Kikkert, M. ; Poelwijk, F. van; Karssies, W. ; Bloksma, H. ; Storms, M. ; Lent, J. van; Kormelink, R. ; Goldbach, R. - \ 1997
Journal of General Virology 78 (1997). - ISSN 0022-1317 - p. 1755 - 1763.
|A protoplast system for studying tomato spotted wilt virus infection.
Kikkert, M. ; Poelwijk, F. van; Storms, M. ; Bloksma, H. ; Kormelink, R. ; Goldbach, R. - \ 1996
In: Abstract 10th Int. Congr. of Virology. Jerusalem, Israel (1996) 83. Ook: Abstract NWO-SON bijeenkomst, Lunteren - p. 55 - 55.
|Initial interactions between virus and plant cells.
Verduin, B.J.M. ; Bloksma, H.R. ; Gubbels, M.J. ; Roenhorst, J.W. ; Jacobs, G.T. - \ 1995
In: Int. Symp. 75 Years of Phytopathological and Resistance Research at Aschersleben, Germany (1995)
|Expression of the movement protein of two bromoviruses in insect cells using a baculovirus expression system.
Verduin, B.J.M. ; Bloksma, H.R. ; Goldbach, R.W. ; Hamelink, W. ; Kleima, F. ; Usmany, M. ; Wolfs, C.J.A.M. - \ 1994
In: Abstract Am. Soc. Virology. Madison - p. 146 - 146.
Strain hardening of dough as a requirement for gas retention.
Vliet, T. van; Jansen, A.M. ; Bloksma, A.H. ; Walstra, P. - \ 1992
Journal of Texture Studies 23 (1992). - ISSN 0022-4901 - p. 439 - 460.
|Role of bromovirus 3a protein in transport and relation with host range specificity.
Verduin, B.J.M. ; Bloksma, H.R. - \ 1992
Netherlands Journal of Plant Pathology 98 (1992). - ISSN 0028-2944 - p. 7 - 7.

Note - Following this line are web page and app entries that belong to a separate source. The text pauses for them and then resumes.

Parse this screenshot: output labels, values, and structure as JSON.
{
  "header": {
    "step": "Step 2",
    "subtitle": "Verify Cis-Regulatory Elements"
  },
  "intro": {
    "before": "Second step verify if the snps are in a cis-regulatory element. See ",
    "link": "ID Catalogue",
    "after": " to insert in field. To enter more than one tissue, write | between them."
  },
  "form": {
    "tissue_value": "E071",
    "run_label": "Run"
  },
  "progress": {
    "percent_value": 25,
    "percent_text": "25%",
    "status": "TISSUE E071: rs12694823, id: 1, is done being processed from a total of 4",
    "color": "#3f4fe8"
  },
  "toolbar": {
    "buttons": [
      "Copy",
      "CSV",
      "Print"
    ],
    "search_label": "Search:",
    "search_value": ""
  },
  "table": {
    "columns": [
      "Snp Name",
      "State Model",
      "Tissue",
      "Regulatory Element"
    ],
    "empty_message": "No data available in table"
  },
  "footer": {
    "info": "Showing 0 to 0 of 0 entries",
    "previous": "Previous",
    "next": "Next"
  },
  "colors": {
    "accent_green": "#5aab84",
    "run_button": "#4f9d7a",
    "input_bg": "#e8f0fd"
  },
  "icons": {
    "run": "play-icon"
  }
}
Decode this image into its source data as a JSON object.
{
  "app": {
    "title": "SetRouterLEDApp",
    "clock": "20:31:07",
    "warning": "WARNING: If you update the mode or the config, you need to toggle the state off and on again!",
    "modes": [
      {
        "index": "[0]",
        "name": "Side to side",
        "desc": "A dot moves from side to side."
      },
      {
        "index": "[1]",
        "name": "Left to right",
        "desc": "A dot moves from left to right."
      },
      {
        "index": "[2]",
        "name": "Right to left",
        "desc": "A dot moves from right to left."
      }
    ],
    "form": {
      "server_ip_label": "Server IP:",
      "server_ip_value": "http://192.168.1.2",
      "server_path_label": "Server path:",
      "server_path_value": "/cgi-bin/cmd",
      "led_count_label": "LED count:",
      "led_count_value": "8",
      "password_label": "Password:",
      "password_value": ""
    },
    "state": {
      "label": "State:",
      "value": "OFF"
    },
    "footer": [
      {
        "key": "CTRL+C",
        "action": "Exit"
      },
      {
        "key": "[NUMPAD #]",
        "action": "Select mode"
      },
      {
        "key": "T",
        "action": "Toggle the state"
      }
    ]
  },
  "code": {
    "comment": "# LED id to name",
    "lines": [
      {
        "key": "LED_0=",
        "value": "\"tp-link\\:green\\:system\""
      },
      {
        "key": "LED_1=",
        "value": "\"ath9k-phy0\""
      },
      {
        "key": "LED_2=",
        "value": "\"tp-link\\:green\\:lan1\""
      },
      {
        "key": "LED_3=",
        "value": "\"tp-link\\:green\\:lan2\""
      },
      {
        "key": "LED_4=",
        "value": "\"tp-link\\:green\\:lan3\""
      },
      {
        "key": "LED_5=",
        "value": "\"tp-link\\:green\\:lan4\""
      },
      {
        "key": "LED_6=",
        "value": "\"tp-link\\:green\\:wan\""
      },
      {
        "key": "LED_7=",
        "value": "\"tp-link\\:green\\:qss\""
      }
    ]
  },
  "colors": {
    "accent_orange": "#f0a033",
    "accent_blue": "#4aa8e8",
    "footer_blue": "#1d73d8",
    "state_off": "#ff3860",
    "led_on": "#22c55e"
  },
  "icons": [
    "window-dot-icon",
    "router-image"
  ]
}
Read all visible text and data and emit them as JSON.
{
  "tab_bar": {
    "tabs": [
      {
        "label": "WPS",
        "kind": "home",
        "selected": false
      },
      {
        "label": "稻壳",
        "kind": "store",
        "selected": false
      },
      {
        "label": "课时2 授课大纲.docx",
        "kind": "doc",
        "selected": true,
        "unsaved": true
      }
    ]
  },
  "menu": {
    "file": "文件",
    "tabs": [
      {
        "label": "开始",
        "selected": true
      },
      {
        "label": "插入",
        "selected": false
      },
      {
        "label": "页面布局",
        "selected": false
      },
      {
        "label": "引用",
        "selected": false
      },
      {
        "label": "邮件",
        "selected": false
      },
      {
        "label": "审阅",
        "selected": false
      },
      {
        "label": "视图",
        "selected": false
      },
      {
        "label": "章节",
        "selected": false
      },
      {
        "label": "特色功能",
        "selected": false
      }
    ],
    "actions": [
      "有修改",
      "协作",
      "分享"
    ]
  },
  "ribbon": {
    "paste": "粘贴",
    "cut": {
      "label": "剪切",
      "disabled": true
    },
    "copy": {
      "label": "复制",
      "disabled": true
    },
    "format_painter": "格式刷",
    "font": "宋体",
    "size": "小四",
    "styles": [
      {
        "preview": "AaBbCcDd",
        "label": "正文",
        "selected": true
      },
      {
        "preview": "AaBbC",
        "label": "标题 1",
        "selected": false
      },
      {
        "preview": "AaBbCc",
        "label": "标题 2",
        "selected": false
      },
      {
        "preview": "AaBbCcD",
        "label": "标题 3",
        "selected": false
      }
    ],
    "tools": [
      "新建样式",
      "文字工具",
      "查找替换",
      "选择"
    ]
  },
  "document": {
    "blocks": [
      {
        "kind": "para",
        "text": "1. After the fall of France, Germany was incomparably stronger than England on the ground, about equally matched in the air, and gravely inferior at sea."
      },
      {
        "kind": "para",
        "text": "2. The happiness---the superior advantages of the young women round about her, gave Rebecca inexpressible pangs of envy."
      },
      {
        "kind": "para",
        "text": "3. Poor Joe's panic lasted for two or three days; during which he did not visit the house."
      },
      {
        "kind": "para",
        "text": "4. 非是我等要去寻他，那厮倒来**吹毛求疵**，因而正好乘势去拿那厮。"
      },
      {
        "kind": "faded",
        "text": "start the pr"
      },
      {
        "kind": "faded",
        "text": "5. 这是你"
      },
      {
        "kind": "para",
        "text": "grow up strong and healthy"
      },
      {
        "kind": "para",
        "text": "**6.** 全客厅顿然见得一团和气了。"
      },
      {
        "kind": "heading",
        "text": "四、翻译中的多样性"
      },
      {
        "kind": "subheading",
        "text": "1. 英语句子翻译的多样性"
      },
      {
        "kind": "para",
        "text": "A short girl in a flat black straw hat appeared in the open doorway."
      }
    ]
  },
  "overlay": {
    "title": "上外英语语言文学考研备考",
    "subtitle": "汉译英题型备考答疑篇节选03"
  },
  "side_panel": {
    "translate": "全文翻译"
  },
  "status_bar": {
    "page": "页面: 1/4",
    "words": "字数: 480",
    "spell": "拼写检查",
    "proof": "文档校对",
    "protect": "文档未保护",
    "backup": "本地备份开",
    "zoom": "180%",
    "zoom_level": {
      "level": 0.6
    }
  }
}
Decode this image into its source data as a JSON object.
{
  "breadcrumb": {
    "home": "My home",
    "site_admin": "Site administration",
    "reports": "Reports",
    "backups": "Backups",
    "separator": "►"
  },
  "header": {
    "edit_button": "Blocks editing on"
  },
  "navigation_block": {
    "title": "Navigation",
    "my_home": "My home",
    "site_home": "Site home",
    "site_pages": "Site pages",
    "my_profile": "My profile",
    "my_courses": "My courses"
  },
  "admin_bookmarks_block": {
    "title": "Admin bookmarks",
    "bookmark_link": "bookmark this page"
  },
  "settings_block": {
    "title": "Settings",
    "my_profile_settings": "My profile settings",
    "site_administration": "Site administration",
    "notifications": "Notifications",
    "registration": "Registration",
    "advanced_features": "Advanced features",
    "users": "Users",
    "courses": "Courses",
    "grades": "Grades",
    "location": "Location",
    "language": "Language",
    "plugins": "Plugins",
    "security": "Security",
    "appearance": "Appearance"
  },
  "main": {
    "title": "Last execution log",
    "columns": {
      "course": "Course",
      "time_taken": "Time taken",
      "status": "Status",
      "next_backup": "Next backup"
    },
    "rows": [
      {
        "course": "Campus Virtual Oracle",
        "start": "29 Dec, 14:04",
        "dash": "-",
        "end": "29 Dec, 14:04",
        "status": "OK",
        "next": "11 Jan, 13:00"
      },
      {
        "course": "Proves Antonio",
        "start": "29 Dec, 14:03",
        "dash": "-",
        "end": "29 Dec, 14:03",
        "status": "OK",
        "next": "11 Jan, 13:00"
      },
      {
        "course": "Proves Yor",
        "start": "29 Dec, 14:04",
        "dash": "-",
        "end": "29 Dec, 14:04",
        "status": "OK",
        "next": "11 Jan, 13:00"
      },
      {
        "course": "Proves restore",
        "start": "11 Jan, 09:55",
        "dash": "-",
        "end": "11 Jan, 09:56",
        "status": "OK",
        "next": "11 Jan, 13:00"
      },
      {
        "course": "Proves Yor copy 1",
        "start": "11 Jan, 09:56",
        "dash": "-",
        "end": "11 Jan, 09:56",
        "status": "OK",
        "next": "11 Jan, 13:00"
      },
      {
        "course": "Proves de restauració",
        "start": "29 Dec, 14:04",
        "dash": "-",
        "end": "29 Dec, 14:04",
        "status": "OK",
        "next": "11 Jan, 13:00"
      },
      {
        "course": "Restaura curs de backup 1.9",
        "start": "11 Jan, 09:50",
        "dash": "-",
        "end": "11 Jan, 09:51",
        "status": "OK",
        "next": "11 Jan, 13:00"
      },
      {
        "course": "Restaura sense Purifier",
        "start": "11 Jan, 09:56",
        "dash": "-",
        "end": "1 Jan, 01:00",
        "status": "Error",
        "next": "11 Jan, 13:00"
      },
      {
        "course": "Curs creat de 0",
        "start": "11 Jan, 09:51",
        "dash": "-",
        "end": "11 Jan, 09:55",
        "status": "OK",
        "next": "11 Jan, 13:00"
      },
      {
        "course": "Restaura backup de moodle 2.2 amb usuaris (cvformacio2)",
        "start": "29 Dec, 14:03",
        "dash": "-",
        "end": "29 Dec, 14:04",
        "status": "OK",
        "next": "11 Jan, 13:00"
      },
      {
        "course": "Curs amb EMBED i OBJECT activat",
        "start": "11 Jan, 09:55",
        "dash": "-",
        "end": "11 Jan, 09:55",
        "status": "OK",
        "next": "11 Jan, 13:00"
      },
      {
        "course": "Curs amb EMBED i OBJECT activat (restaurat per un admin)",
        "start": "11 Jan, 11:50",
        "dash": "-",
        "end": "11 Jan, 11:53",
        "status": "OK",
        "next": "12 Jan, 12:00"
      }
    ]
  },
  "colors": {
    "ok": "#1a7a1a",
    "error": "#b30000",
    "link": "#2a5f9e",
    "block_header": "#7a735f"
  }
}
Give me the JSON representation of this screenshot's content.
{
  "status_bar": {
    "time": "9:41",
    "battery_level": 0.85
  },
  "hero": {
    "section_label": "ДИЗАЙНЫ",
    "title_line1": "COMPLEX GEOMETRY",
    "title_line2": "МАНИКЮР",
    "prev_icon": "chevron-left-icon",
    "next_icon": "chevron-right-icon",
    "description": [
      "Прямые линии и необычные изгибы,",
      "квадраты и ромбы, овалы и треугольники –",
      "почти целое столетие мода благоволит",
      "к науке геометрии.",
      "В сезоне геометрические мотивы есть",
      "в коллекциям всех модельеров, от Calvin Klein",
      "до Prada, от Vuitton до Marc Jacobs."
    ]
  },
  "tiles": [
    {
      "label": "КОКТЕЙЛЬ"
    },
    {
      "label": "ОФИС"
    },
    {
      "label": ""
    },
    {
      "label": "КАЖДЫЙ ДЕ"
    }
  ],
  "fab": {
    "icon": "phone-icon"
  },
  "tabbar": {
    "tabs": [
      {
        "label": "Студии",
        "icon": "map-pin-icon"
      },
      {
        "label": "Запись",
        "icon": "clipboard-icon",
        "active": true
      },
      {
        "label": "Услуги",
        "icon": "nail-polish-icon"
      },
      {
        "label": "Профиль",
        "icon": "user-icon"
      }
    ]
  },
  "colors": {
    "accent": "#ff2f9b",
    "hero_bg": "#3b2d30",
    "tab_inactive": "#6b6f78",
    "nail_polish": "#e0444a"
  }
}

|Exchanges of domains within the 1A protein from two bromoviruses and their effect on viral replication in barley and cowpea.
Verduin, B.J.M. ; Bloksma, H.R. ; Kroner, P. ; Traynor, P.L. ; Ahlquist, P. - \ 1990
In: Abstract 8th Int. Congr. Virology, Berlin - p. 479 - 479.
Verduin, B.J.M. ; Bloksma, H.R. ; Coenen, M.M.G. ; Goldbach, R.W. ; Jacobs, S.G.T. ; Roenhorst, J.W. - \ 1990
In: Abstract 8th Int. Congr. Virology, Berlin - p. 124 - 124.
|Fosfaatopname en beworteling
Werff, P.A. van der; Bloksma, J. - \ 1985
Ekoland 6 (1985)2. - ISSN 0926-9142 - p. 23 - 25.
|Virus multiplication in cowpea leaves after differential temperature inoculation
Verduin, B.J.M. ; Bloksma, H.R. ; Vandebriel, R.J. - \ 1982
Acta botanica neerlandica 31 (1982). - ISSN 0044-5983 - p. 246 - 246.